Eight members of the Yankees tested positive for the virus after all of them were fully vaccinated. So, how did this happen?
- Bill Swanson is more at ease going to places like the post office these days.
BILL SWANSON: My attitude is much better. And my wife is vaccinated. And most of our friends are vaccinated. So we're ready to start living again.
- Getting the vaccine does afford a lot more freedom, the CDC saying just last week that fully vaccinated people don't need a mask at most places indoors. But we've recently heard about breakthrough cases, particularly an incident involving a number of New York Yankees. Eight people who were fully vaccinated still tested positive. Only one of them had symptoms that have since gone away.
ANNAMARIA MACALUSO DAVIDSON: We can expect to see some breakthrough cases. We see it with other vaccines as well. But I think it's encouraging that when we see-- when they are testing positive, it's mild and that they're not having these severe cases. They're not hospitalized.

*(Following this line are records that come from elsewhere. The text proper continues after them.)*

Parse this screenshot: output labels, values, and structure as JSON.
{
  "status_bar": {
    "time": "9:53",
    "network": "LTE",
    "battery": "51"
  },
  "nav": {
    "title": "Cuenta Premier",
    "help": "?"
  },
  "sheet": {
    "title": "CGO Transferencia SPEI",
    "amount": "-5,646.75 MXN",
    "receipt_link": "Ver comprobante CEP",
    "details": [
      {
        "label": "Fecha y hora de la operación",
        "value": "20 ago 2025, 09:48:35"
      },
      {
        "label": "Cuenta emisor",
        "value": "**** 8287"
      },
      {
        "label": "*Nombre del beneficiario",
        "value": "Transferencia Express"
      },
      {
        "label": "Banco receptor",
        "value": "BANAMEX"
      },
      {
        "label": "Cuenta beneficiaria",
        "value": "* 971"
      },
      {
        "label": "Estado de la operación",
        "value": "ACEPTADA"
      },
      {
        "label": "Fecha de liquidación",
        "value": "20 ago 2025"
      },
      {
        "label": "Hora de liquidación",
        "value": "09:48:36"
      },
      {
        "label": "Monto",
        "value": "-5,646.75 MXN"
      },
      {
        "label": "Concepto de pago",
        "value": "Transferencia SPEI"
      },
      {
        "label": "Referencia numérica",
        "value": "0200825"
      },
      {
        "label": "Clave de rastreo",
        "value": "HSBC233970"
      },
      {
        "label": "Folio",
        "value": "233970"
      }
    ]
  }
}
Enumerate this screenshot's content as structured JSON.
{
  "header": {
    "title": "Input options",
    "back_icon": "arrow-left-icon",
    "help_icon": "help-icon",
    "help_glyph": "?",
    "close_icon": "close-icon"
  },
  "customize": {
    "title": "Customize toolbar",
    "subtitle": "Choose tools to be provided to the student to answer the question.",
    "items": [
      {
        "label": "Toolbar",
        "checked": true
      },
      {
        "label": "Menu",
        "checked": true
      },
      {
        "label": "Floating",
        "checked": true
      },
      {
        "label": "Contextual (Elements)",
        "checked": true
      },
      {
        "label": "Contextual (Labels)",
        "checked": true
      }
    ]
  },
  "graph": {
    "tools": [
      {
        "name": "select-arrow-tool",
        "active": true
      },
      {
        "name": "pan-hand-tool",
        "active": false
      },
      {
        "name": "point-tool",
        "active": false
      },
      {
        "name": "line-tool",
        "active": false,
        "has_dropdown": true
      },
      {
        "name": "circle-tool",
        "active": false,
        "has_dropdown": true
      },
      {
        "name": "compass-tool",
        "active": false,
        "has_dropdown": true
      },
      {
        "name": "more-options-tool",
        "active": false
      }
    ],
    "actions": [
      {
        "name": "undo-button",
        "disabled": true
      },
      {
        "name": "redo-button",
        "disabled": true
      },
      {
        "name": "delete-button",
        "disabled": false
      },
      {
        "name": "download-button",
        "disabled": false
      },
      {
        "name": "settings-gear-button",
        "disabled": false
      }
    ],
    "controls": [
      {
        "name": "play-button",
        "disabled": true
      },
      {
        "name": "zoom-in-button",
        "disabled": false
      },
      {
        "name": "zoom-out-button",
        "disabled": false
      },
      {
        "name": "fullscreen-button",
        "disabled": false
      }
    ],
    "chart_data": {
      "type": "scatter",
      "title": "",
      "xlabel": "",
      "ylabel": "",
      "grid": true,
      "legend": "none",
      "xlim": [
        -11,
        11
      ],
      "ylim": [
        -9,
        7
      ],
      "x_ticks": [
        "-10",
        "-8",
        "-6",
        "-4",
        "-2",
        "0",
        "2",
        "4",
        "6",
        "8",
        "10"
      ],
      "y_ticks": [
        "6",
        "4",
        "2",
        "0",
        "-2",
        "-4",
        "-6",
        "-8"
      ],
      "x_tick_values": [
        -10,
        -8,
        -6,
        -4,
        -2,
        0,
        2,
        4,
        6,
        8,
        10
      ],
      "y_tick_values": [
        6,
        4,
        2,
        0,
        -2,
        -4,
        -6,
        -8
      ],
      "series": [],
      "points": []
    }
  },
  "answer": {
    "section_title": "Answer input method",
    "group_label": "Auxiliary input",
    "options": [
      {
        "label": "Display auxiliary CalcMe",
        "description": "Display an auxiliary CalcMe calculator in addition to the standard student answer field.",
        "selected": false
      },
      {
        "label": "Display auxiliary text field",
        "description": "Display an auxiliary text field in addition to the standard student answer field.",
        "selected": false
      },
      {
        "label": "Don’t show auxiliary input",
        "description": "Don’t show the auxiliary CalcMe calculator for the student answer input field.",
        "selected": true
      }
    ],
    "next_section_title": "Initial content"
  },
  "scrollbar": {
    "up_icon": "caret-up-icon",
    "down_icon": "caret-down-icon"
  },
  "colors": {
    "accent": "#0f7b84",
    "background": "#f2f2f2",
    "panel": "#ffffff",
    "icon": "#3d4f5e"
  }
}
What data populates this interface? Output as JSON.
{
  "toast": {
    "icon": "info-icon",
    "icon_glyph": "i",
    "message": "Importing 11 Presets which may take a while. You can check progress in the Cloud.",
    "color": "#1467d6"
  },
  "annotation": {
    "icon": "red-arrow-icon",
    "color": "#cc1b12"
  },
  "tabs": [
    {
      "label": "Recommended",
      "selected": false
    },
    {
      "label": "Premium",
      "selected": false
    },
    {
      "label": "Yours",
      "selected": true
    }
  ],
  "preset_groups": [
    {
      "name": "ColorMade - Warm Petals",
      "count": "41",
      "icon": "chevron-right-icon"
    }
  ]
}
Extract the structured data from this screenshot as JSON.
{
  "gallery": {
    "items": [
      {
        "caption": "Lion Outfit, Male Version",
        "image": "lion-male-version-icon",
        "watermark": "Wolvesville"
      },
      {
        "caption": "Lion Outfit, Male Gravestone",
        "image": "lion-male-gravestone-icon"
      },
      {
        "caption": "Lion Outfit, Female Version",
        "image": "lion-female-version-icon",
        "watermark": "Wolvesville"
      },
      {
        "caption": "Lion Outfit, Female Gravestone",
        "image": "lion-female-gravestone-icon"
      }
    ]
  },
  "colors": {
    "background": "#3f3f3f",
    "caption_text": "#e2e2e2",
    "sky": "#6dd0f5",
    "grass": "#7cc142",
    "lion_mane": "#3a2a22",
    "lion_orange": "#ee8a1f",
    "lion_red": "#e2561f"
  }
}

- Dr. Macaluso Davidson says still, a breakthrough case is rare. Of the 115 million Americans vaccinated from January to April, about 9,000 were considered breakthrough cases.
ANNAMARIA MACALUSO DAVIDSON: When you do the math, that's fractions of a percentage. That's 0.007%, so very rare. And that's taking all comers on a breakthrough case, so those that don't even know they have an infection, those that have a really mild infection, and then something even more severe.
- And remember, the goal of the vaccine is to keep people from getting really sick. And it's doing that.
ANNAMARIA MACALUSO DAVIDSON: For the most part, it's keeping you from getting really sick, from getting sick at all, from getting sick and not even knowing you have it and transmitting it to other people.
- As for Bill, he's not too concerned about the breakthrough cases, especially since he's vaccinated.
BILL SWANSON: No, not really. I mean, we've got to trust our health-care professionals.